For those of us who know Amir, it was no surprise that he aced it and was offered a place in both dentistry and medicine. Amir resisted the lure of medicine and the high social status and income that it promised. He made a choice based on his own passions and his desire for a career with a better work-life balance. As a child, Amir admired the work of his own dentist and the way that his skill could make a patient’s health and life better.
As soon as Amir began to study dentistry, his thought was “I’ve found my home”. Dentistry offered a general course with an opportunity for training in a range of specialist areas. Each specialist area takes an additional three years. Amir will have been undertaking university studies for seven years after finishing the general dental course, so he is champing at the bit to put study behind him and get into professional practice.
“After a few years of broad professional practice, I may return to study and go down the specialist track,” he says.
“For the time being, I’m focussed on getting a wide range of professional practice in a rural setting. I want to perfect my craft and develop my life skills”.
As with most Australians, Amir was affected by the COVID-19 lockdowns. He was in his third year, a time when he could expect to be working in a range of specialist clinics. These were cancelled and replaced by specialist online seminars. While the clinics would only have had some low stakes challenges in terms of patients and their conditions, the seminars allowed the dental students to address a range of more challenging scenarios. It seems for Amir, life is about recognising opportunities and making the most of them.

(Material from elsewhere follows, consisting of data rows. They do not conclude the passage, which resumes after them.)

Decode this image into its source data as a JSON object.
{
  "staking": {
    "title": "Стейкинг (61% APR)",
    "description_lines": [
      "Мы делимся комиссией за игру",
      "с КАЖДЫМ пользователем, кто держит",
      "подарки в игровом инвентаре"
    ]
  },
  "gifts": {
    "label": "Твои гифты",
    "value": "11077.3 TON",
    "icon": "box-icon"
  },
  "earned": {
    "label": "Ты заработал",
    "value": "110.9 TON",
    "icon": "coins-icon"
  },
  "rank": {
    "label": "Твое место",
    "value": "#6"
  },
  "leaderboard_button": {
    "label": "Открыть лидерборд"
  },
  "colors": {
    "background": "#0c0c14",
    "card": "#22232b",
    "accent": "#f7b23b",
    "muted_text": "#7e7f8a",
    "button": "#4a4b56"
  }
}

For Amir, his uni years were a time for exploring a wide range of interests and types of people and experiences. His time as treasurer of the dental society reminded Amir that he still had an interest in some aspects of the commerce course he initially began. He thinks he might at some stage go back to uni to further those studies.
Amir is humble about his extraordinary achievements. He shuns the spotlight and is happier to credit his friends, his teachers and his school for launching him on his path.

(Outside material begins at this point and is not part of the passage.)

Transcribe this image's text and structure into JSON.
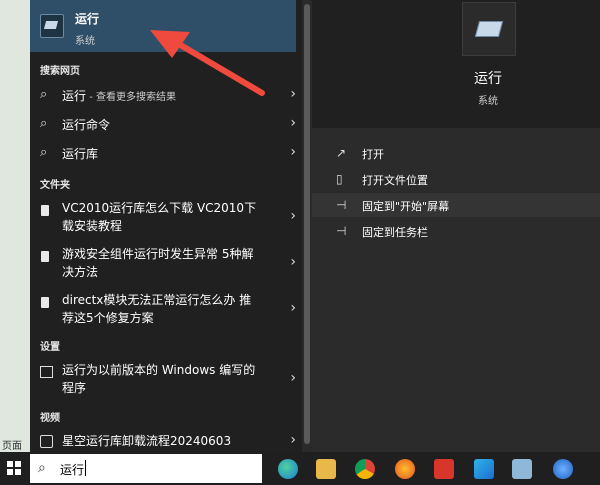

“There were schools with better track records, but for me WRSC was the ideal place,” he says. “My teachers encouraged, supported and lifted me. I still remember the thrill I felt when as part of the year nine Inquiry subject my friends and I spoke to an audience of 500 people at Federation Square Edge.
“We talked about global poverty and our individual desire to make a difference. The audience, including the Australian Of The Year, rose up to give us a standing ovation. Supporting me were also a wonderful cohort of students. Andrew Younan, Kevin Kapeke and Aftab Merchant were always there.
“It was a really positive friendly rivalry, and we still keep in touch.”
As Amir makes his way through life he takes with him the values, skills, knowledge and friendships that his school years have armed him with.